• ## High-level principles of organizations

• An organization is an information-processing entity—just like a computer, a cell, or an organism. In AI jargon: it is an intelligent agent. In military jargon: it follows an OODA loop:
1. It receives information from its environment (Observe)
2. It integrates that information into a model of the environment, and of itself (Orient)
3. It uses that model to make decisions—toward accomplishing some task, or maximizing some objective (Decide)
4. It executes its decisions—which, in turn, affect the environment (Act)
• An organization’s intelligence is distributed among its members.
• Each member is capable of receiving information from the environment.
• The organization’s collective model is composed of its members’ individual models.
• The collective model may be detailed, consistent, and extensive if appropriate channels of communication are enabled within the organization.
• If channels of communication are broken or stifled, then the organization’s parts will operate independently, using incomplete or inconsistent models.
• If communications are too open, then the members’ limited processing power may be overwhelmed by unnecessary demands on their attention.
• An important part of organizational intelligence is collective memory.
• Does the organization learn from experience?
• Does it have a system to catalog lessons from the past?
• Does it have a system for drawing upon those lessons from the past?
• Decision-making and execution will also be distributed, to some extent.
• Human nature must be accounted for, in organizations composed of humans.
• When people get involved in organizations, it’s because they want something.
• This could be any number of things:
• meaning
• to be part of something important
• responsibility; ownership; autonomy
• struggle and growth
• community
• transcendence?
• money (in the case of employees and workplaces)
• (parenthetically: some people avoid responsibility, ownership, struggle and growth—but they’re probably not the kind of people you want in your organization.)
• If the organization doesn’t satisfy its members’ needs, then it probably won’t exist for very long.
• Humans have finite capacities for processing information. This capacity needs to be carefully allocated between:
• attending to details;
• maintaining a sound understanding of their environment;
• communicating;
• deliberating over decisions;
• taking action.
• Humans learn from experience—or, at least, they should.
• If a human is given well-defined responsibilities and prompt feedback on their performance, then they will grow quickly in competence.
• This ought to be balanced with humans’ need for growth.
• Humans are social animals.
• Sometimes they get along. Sometimes they don’t. We won’t get into why that is. There need to be processes in place which make it possible for people to get things done, even if they don’t like each other. (There also need to be systems in place for identifying and resolving conflict.)
• Humans haven’t really evolved out of their tribal natures. The establishment of shared myths and values can help them cooperate beyond Dunbar’s number.
• Humans are highly motivated by status within their social group. Of course, status means different things in different groups.
• Bottom line: when you build an organization your materials are Homo Sapiens, with all of the attendant complexity, challenge, and opportunity. Forget this at your peril.
• The organization usually exists to accomplish some task.
• This could be practically anything, though some tasks are more glamorous than others.
• It’s easier to satisfy the human needs listed above if the task at least seems important.
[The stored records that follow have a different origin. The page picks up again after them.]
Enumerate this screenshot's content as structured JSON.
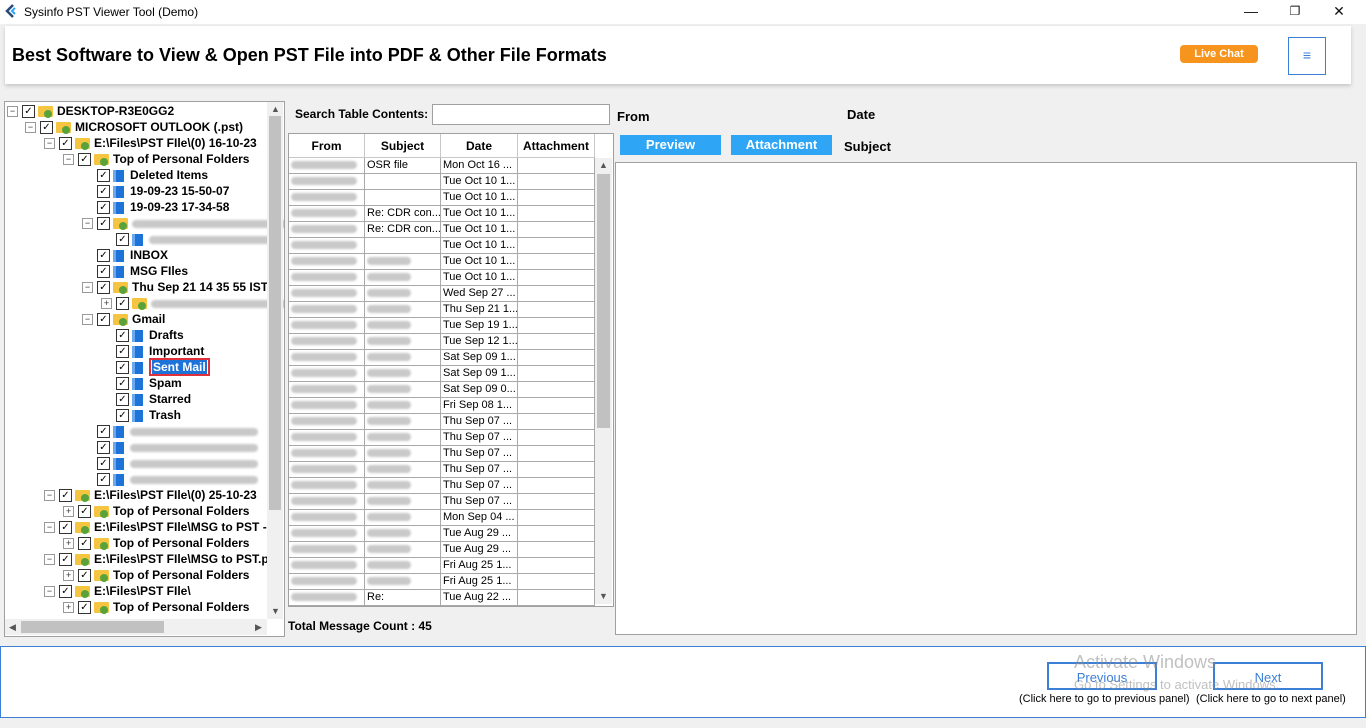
{
  "window": {
    "title": "Sysinfo PST Viewer Tool (Demo)",
    "minimize_label": "—",
    "maximize_label": "❐",
    "close_label": "✕"
  },
  "header": {
    "headline": "Best Software to View & Open PST File into PDF & Other File Formats",
    "live_chat_label": "Live Chat",
    "menu_label": "≡"
  },
  "tree": {
    "nodes": [
      {
        "expander": "−",
        "label": "DESKTOP-R3E0GG2",
        "icon": "computer-folder-icon"
      },
      {
        "expander": "−",
        "label": "MICROSOFT OUTLOOK (.pst)",
        "icon": "outlook-folder-icon"
      },
      {
        "expander": "−",
        "label": "E:\\Files\\PST FIle\\(0) 16-10-23",
        "icon": "pst-folder-icon"
      },
      {
        "expander": "−",
        "label": "Top of Personal Folders",
        "icon": "pst-folder-icon"
      },
      {
        "expander": "",
        "label": "Deleted Items",
        "icon": "mail-folder-icon"
      },
      {
        "expander": "",
        "label": "19-09-23 15-50-07",
        "icon": "mail-folder-icon"
      },
      {
        "expander": "",
        "label": "19-09-23 17-34-58",
        "icon": "mail-folder-icon"
      },
      {
        "expander": "−",
        "label": "",
        "icon": "pst-folder-icon"
      },
      {
        "expander": "",
        "label": "",
        "icon": "mail-folder-icon"
      },
      {
        "expander": "",
        "label": "INBOX",
        "icon": "mail-folder-icon"
      },
      {
        "expander": "",
        "label": "MSG FIles",
        "icon": "mail-folder-icon"
      },
      {
        "expander": "−",
        "label": "Thu Sep 21 14 35 55 IST",
        "icon": "pst-folder-icon"
      },
      {
        "expander": "+",
        "label": "",
        "icon": "pst-folder-icon"
      },
      {
        "expander": "−",
        "label": "Gmail",
        "icon": "pst-folder-icon"
      },
      {
        "expander": "",
        "label": "Drafts",
        "icon": "mail-folder-icon"
      },
      {
        "expander": "",
        "label": "Important",
        "icon": "mail-folder-icon"
      },
      {
        "expander": "",
        "label": "Sent Mail",
        "icon": "mail-folder-icon",
        "selected": true
      },
      {
        "expander": "",
        "label": "Spam",
        "icon": "mail-folder-icon"
      },
      {
        "expander": "",
        "label": "Starred",
        "icon": "mail-folder-icon"
      },
      {
        "expander": "",
        "label": "Trash",
        "icon": "mail-folder-icon"
      },
      {
        "expander": "",
        "label": "",
        "icon": "mail-folder-icon"
      },
      {
        "expander": "",
        "label": "",
        "icon": "mail-folder-icon"
      },
      {
        "expander": "",
        "label": "",
        "icon": "mail-folder-icon"
      },
      {
        "expander": "",
        "label": "",
        "icon": "mail-folder-icon"
      },
      {
        "expander": "−",
        "label": "E:\\Files\\PST FIle\\(0) 25-10-23",
        "icon": "pst-folder-icon"
      },
      {
        "expander": "+",
        "label": "Top of Personal Folders",
        "icon": "pst-folder-icon"
      },
      {
        "expander": "−",
        "label": "E:\\Files\\PST FIle\\MSG to PST -",
        "icon": "pst-folder-icon"
      },
      {
        "expander": "+",
        "label": "Top of Personal Folders",
        "icon": "pst-folder-icon"
      },
      {
        "expander": "−",
        "label": "E:\\Files\\PST FIle\\MSG to PST.p",
        "icon": "pst-folder-icon"
      },
      {
        "expander": "+",
        "label": "Top of Personal Folders",
        "icon": "pst-folder-icon"
      },
      {
        "expander": "−",
        "label": "E:\\Files\\PST FIle\\",
        "icon": "pst-folder-icon"
      },
      {
        "expander": "+",
        "label": "Top of Personal Folders",
        "icon": "pst-folder-icon"
      }
    ]
  },
  "search": {
    "label": "Search Table Contents:",
    "value": "",
    "placeholder": ""
  },
  "table": {
    "columns": [
      "From",
      "Subject",
      "Date",
      "Attachment"
    ],
    "rows": [
      {
        "from": "",
        "subject": "OSR file",
        "date": "Mon Oct 16 ...",
        "attachment": ""
      },
      {
        "from": "",
        "subject": "",
        "date": "Tue Oct 10 1...",
        "attachment": ""
      },
      {
        "from": "",
        "subject": "",
        "date": "Tue Oct 10 1...",
        "attachment": ""
      },
      {
        "from": "",
        "subject": "Re: CDR con...",
        "date": "Tue Oct 10 1...",
        "attachment": ""
      },
      {
        "from": "",
        "subject": "Re: CDR con...",
        "date": "Tue Oct 10 1...",
        "attachment": ""
      },
      {
        "from": "",
        "subject": "",
        "date": "Tue Oct 10 1...",
        "attachment": ""
      },
      {
        "from": "",
        "subject": "",
        "date": "Tue Oct 10 1...",
        "attachment": ""
      },
      {
        "from": "",
        "subject": "",
        "date": "Tue Oct 10 1...",
        "attachment": ""
      },
      {
        "from": "",
        "subject": "",
        "date": "Wed Sep 27 ...",
        "attachment": ""
      },
      {
        "from": "",
        "subject": "",
        "date": "Thu Sep 21 1...",
        "attachment": ""
      },
      {
        "from": "",
        "subject": "",
        "date": "Tue Sep 19 1...",
        "attachment": ""
      },
      {
        "from": "",
        "subject": "",
        "date": "Tue Sep 12 1...",
        "attachment": ""
      },
      {
        "from": "",
        "subject": "",
        "date": "Sat Sep 09 1...",
        "attachment": ""
      },
      {
        "from": "",
        "subject": "",
        "date": "Sat Sep 09 1...",
        "attachment": ""
      },
      {
        "from": "",
        "subject": "",
        "date": "Sat Sep 09 0...",
        "attachment": ""
      },
      {
        "from": "",
        "subject": "",
        "date": "Fri Sep 08 1...",
        "attachment": ""
      },
      {
        "from": "",
        "subject": "",
        "date": "Thu Sep 07 ...",
        "attachment": ""
      },
      {
        "from": "",
        "subject": "",
        "date": "Thu Sep 07 ...",
        "attachment": ""
      },
      {
        "from": "",
        "subject": "",
        "date": "Thu Sep 07 ...",
        "attachment": ""
      },
      {
        "from": "",
        "subject": "",
        "date": "Thu Sep 07 ...",
        "attachment": ""
      },
      {
        "from": "",
        "subject": "",
        "date": "Thu Sep 07 ...",
        "attachment": ""
      },
      {
        "from": "",
        "subject": "",
        "date": "Thu Sep 07 ...",
        "attachment": ""
      },
      {
        "from": "",
        "subject": "",
        "date": "Mon Sep 04 ...",
        "attachment": ""
      },
      {
        "from": "",
        "subject": "",
        "date": "Tue Aug 29 ...",
        "attachment": ""
      },
      {
        "from": "",
        "subject": "",
        "date": "Tue Aug 29 ...",
        "attachment": ""
      },
      {
        "from": "",
        "subject": "",
        "date": "Fri Aug 25 1...",
        "attachment": ""
      },
      {
        "from": "",
        "subject": "",
        "date": "Fri Aug 25 1...",
        "attachment": ""
      },
      {
        "from": "",
        "subject": "Re:",
        "date": "Tue Aug 22 ...",
        "attachment": ""
      }
    ],
    "total_label": "Total Message Count : 45"
  },
  "preview": {
    "from_label": "From",
    "date_label": "Date",
    "subject_label": "Subject",
    "preview_button": "Preview",
    "attachment_button": "Attachment"
  },
  "footer": {
    "previous_label": "Previous",
    "next_label": "Next",
    "previous_hint": "(Click here to go to previous panel)",
    "next_hint": "(Click here to go to next panel)",
    "watermark_line1": "Activate Windows",
    "watermark_line2": "Go to Settings to activate Windows."
  },
  "colors": {
    "accent_blue": "#2ea6f5",
    "border_blue": "#3c7fd6",
    "live_chat_orange": "#f7941d",
    "selection_red": "#e0303a"
  }
}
• ## The role of the manager:

• A manager must strive to answer the following questions:
• How should people be allocated to those subtasks?
• What information needs to be shared between those sub-tasks?
• What processes will reliably lead to the successful completion of those tasks?
• What hierarchy of responsibility will ensure the reliable execution of those processes?
• how much autonomy should be granted to the different hierarchical levels?
• What systems can be established, in order to reduce the role of luck in success?
• systems for making decisions?
• systems of collective memory?
• channels of communication?
• Can we answer these questions in a fashion that respects the idiosyncracies of human nature?
• A manager must be prepared to update their answers to those questions, in response to evolving circumstances.
• If the manager has done their job well, then…
• …most of their time will be spent:
• inspecting the organization for dysfunction
• making minor tweaks to the organization
• formulating big-picture strategy
• making high-level decisions
$$\blacksquare$$